╭─ DATA TO EXAMINE

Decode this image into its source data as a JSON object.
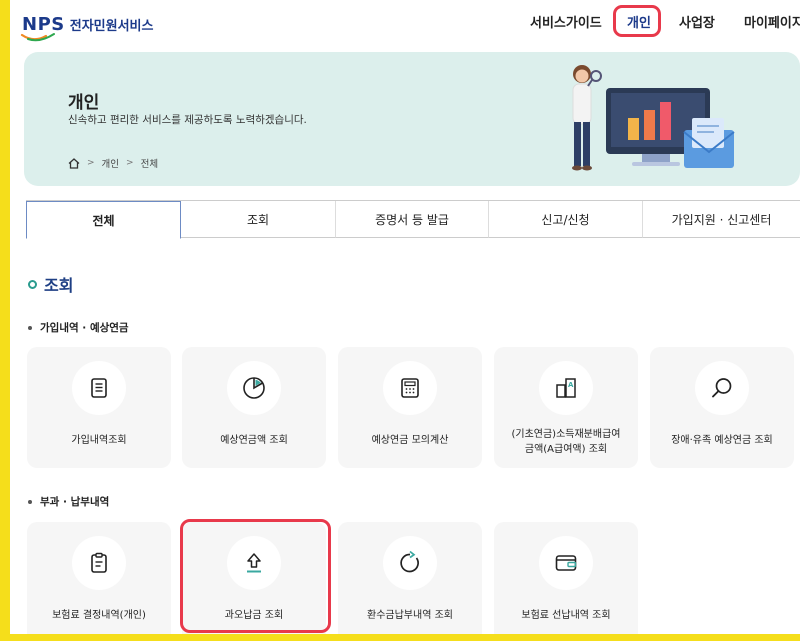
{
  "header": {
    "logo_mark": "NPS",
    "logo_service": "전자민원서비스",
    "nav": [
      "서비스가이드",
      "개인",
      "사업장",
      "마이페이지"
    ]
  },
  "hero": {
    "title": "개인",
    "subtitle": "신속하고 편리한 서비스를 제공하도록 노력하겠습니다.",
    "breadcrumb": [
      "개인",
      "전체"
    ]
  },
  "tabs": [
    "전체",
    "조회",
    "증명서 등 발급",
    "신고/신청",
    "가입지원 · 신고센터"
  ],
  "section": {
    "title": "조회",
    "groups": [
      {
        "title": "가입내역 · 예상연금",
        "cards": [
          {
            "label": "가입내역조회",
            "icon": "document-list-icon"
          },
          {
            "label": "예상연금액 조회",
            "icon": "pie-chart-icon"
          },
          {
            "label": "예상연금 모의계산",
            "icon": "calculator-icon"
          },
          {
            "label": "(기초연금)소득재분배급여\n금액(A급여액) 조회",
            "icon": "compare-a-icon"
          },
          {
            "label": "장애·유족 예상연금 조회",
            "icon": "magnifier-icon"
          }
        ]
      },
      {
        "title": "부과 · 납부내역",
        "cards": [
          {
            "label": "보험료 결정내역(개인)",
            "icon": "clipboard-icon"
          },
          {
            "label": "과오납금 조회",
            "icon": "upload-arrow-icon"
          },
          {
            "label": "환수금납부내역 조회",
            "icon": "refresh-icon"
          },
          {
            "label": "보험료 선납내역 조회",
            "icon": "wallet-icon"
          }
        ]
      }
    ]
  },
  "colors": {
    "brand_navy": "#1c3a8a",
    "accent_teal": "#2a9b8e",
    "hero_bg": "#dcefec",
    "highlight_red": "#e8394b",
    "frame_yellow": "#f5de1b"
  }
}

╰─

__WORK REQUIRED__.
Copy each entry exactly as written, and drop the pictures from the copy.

__SOLVED EXERCISE__.
Decode this image into its source data as a JSON object.
{
  "header": {
    "logo_mark": "NPS",
    "logo_service": "전자민원서비스",
    "nav": [
      "서비스가이드",
      "개인",
      "사업장",
      "마이페이지"
    ]
  },
  "hero": {
    "title": "개인",
    "subtitle": "신속하고 편리한 서비스를 제공하도록 노력하겠습니다.",
    "breadcrumb": [
      "개인",
      "전체"
    ]
  },
  "tabs": [
    "전체",
    "조회",
    "증명서 등 발급",
    "신고/신청",
    "가입지원 · 신고센터"
  ],
  "section": {
    "title": "조회",
    "groups": [
      {
        "title": "가입내역 · 예상연금",
        "cards": [
          {
            "label": "가입내역조회",
            "icon": "document-list-icon"
          },
          {
            "label": "예상연금액 조회",
            "icon": "pie-chart-icon"
          },
          {
            "label": "예상연금 모의계산",
            "icon": "calculator-icon"
          },
          {
            "label": "(기초연금)소득재분배급여\n금액(A급여액) 조회",
            "icon": "compare-a-icon"
          },
          {
            "label": "장애·유족 예상연금 조회",
            "icon": "magnifier-icon"
          }
        ]
      },
      {
        "title": "부과 · 납부내역",
        "cards": [
          {
            "label": "보험료 결정내역(개인)",
            "icon": "clipboard-icon"
          },
          {
            "label": "과오납금 조회",
            "icon": "upload-arrow-icon"
          },
          {
            "label": "환수금납부내역 조회",
            "icon": "refresh-icon"
          },
          {
            "label": "보험료 선납내역 조회",
            "icon": "wallet-icon"
          }
        ]
      }
    ]
  },
  "colors": {
    "brand_navy": "#1c3a8a",
    "accent_teal": "#2a9b8e",
    "hero_bg": "#dcefec",
    "highlight_red": "#e8394b",
    "frame_yellow": "#f5de1b"
  }
}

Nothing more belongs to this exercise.